> [Instructions to follow]:
Nothing in the entries may be dropped: restate them word for word.

"""

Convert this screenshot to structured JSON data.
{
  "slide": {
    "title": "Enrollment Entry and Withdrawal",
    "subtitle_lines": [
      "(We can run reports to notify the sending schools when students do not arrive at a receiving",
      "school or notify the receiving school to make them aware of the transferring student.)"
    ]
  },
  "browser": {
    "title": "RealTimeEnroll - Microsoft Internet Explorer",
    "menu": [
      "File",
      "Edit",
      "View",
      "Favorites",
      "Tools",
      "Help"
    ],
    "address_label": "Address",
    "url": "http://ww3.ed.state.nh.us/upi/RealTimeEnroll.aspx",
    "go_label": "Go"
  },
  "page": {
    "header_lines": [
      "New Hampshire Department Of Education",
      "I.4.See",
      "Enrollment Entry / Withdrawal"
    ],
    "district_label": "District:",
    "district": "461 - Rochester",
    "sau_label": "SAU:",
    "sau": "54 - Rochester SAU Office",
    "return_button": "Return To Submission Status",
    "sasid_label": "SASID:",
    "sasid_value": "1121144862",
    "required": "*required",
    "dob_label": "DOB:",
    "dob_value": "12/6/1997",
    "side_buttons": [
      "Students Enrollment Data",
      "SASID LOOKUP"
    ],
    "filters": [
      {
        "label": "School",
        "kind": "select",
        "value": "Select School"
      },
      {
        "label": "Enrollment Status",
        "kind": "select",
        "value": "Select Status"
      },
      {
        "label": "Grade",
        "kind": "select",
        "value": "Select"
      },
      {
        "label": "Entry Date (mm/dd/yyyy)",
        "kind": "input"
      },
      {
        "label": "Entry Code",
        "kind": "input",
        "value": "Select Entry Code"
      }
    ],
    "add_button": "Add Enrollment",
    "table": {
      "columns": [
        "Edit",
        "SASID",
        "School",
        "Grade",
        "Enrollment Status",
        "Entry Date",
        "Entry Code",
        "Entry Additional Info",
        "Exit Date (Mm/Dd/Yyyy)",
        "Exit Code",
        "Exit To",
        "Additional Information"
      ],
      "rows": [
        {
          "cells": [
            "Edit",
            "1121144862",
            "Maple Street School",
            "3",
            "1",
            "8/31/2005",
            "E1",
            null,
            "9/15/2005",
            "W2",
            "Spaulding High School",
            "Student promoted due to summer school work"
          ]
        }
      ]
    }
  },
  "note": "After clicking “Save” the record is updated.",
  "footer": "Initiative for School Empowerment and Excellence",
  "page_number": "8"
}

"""

> [Response to this exercise]:
Convert this screenshot to structured JSON data.
{
  "slide": {
    "title": "Enrollment Entry and Withdrawal",
    "subtitle_lines": [
      "(We can run reports to notify the sending schools when students do not arrive at a receiving",
      "school or notify the receiving school to make them aware of the transferring student.)"
    ]
  },
  "browser": {
    "title": "RealTimeEnroll - Microsoft Internet Explorer",
    "menu": [
      "File",
      "Edit",
      "View",
      "Favorites",
      "Tools",
      "Help"
    ],
    "address_label": "Address",
    "url": "http://ww3.ed.state.nh.us/upi/RealTimeEnroll.aspx",
    "go_label": "Go"
  },
  "page": {
    "header_lines": [
      "New Hampshire Department Of Education",
      "I.4.See",
      "Enrollment Entry / Withdrawal"
    ],
    "district_label": "District:",
    "district": "461 - Rochester",
    "sau_label": "SAU:",
    "sau": "54 - Rochester SAU Office",
    "return_button": "Return To Submission Status",
    "sasid_label": "SASID:",
    "sasid_value": "1121144862",
    "required": "*required",
    "dob_label": "DOB:",
    "dob_value": "12/6/1997",
    "side_buttons": [
      "Students Enrollment Data",
      "SASID LOOKUP"
    ],
    "filters": [
      {
        "label": "School",
        "kind": "select",
        "value": "Select School"
      },
      {
        "label": "Enrollment Status",
        "kind": "select",
        "value": "Select Status"
      },
      {
        "label": "Grade",
        "kind": "select",
        "value": "Select"
      },
      {
        "label": "Entry Date (mm/dd/yyyy)",
        "kind": "input"
      },
      {
        "label": "Entry Code",
        "kind": "input",
        "value": "Select Entry Code"
      }
    ],
    "add_button": "Add Enrollment",
    "table": {
      "columns": [
        "Edit",
        "SASID",
        "School",
        "Grade",
        "Enrollment Status",
        "Entry Date",
        "Entry Code",
        "Entry Additional Info",
        "Exit Date (Mm/Dd/Yyyy)",
        "Exit Code",
        "Exit To",
        "Additional Information"
      ],
      "rows": [
        {
          "cells": [
            "Edit",
            "1121144862",
            "Maple Street School",
            "3",
            "1",
            "8/31/2005",
            "E1",
            null,
            "9/15/2005",
            "W2",
            "Spaulding High School",
            "Student promoted due to summer school work"
          ]
        }
      ]
    }
  },
  "note": "After clicking “Save” the record is updated.",
  "footer": "Initiative for School Empowerment and Excellence",
  "page_number": "8"
}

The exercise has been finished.